What the task asks: From the listing, collect all lines containing the word "this".
########
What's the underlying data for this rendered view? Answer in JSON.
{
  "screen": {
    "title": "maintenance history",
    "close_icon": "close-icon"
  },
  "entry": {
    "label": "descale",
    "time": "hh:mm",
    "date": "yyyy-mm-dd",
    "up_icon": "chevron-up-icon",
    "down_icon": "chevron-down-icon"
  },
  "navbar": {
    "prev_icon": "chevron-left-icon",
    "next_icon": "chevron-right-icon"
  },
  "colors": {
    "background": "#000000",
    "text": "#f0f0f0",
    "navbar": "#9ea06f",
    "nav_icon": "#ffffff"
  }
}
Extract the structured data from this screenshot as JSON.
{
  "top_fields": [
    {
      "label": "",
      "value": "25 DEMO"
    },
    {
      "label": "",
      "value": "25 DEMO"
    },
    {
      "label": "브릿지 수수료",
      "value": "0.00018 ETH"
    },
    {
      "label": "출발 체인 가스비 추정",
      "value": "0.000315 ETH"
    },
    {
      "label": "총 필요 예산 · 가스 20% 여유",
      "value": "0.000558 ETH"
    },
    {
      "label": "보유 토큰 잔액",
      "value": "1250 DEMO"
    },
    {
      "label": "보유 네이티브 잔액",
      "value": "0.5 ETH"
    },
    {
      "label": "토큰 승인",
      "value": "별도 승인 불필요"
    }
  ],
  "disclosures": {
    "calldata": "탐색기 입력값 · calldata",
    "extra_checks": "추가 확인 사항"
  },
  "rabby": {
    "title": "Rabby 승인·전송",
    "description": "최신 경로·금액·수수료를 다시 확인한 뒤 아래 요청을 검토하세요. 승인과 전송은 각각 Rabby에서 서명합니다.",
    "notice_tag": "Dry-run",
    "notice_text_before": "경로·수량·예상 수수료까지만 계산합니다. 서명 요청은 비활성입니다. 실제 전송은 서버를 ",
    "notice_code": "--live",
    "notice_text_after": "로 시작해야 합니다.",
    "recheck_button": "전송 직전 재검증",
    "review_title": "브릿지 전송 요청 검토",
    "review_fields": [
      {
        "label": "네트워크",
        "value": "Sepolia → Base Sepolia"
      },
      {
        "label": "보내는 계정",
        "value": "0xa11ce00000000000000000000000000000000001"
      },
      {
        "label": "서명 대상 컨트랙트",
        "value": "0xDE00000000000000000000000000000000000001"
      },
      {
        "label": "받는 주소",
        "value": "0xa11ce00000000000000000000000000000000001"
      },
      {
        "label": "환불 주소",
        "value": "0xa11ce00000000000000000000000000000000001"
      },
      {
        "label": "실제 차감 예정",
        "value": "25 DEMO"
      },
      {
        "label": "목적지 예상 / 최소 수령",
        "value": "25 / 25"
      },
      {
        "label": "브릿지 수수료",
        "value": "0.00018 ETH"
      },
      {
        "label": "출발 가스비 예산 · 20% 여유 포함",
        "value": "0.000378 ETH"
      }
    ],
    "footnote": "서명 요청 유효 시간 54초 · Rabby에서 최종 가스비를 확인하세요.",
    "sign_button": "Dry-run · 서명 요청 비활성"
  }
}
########
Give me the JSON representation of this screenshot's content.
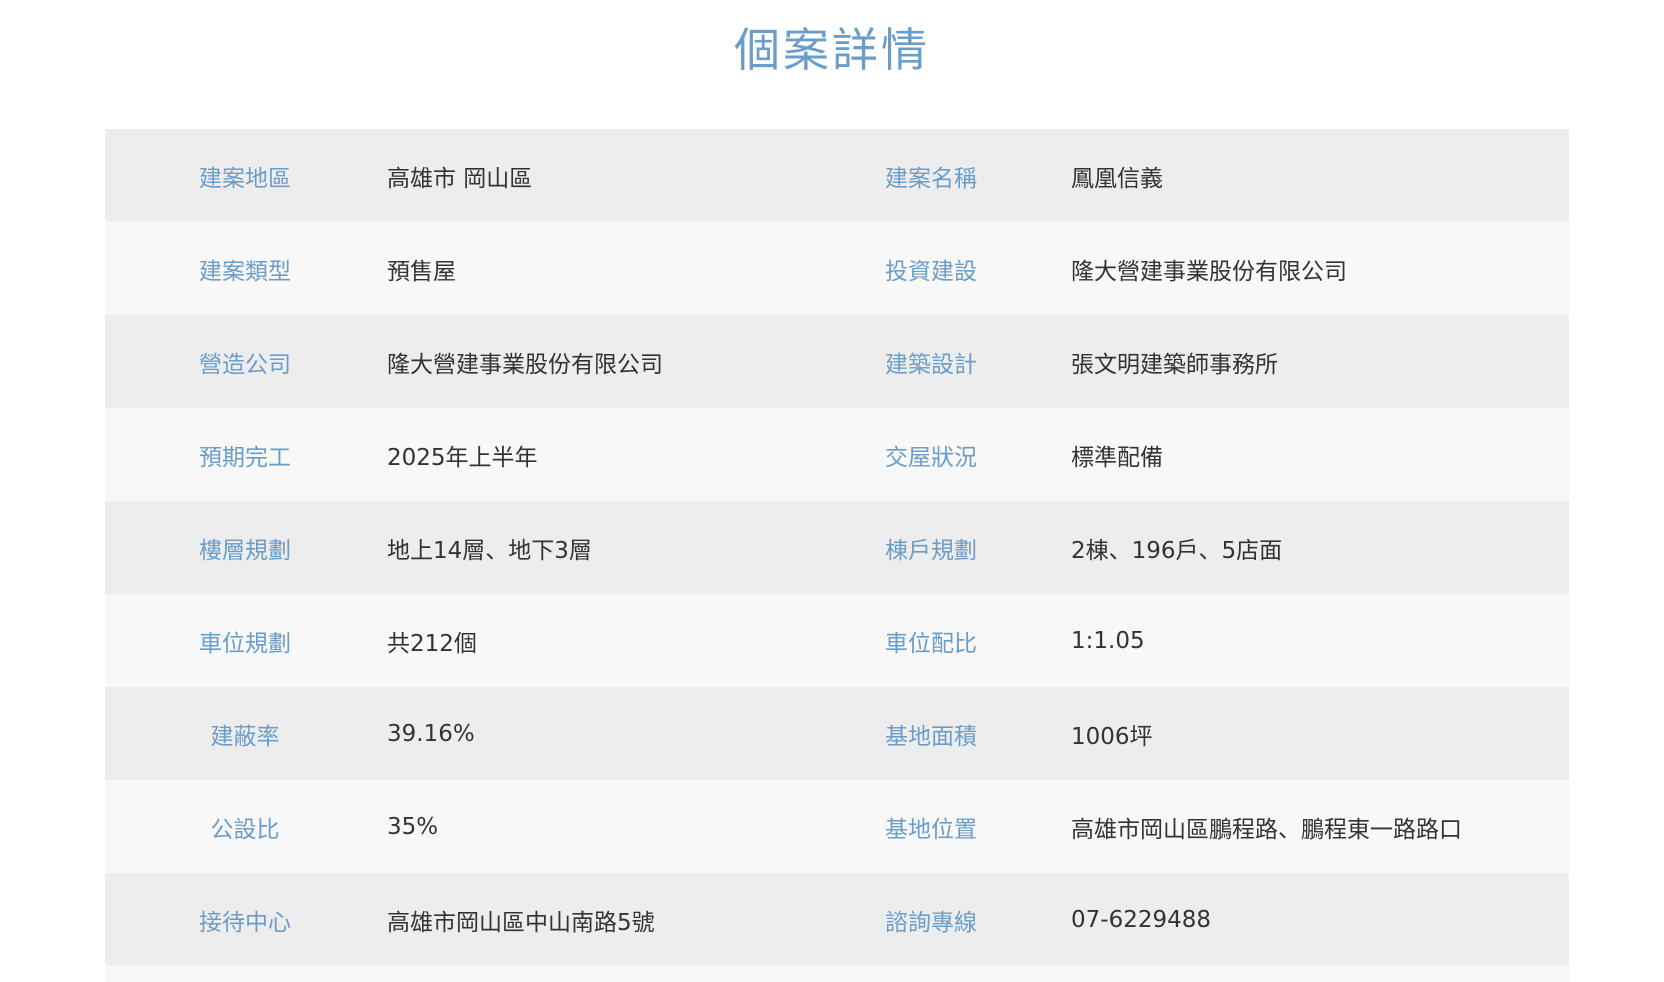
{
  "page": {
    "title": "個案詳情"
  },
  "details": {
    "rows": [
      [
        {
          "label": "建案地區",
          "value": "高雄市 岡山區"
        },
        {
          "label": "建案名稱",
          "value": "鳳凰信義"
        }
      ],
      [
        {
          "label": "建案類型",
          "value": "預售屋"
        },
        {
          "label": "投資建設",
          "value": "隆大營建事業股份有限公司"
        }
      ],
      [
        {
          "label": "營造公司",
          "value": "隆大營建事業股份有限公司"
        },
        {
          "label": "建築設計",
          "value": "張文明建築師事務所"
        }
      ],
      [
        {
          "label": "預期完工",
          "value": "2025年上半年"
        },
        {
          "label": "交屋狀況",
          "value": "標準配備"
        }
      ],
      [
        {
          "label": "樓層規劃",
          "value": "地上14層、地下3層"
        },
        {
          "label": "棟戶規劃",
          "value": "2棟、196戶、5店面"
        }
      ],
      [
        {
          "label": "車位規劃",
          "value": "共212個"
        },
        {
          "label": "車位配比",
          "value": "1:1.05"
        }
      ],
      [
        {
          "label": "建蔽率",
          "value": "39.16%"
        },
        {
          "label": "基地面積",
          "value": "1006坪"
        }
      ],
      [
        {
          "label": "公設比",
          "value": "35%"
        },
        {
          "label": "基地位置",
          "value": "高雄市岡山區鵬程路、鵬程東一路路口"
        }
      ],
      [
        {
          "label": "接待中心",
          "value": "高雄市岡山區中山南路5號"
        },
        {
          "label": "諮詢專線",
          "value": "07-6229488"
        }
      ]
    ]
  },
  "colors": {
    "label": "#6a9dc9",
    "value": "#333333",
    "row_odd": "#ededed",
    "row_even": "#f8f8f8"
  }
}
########
Answer for the task:
What's the underlying data for this rendered view? Answer in JSON.
Extract the structured data from this screenshot as JSON.
Give me the JSON representation of this screenshot's content.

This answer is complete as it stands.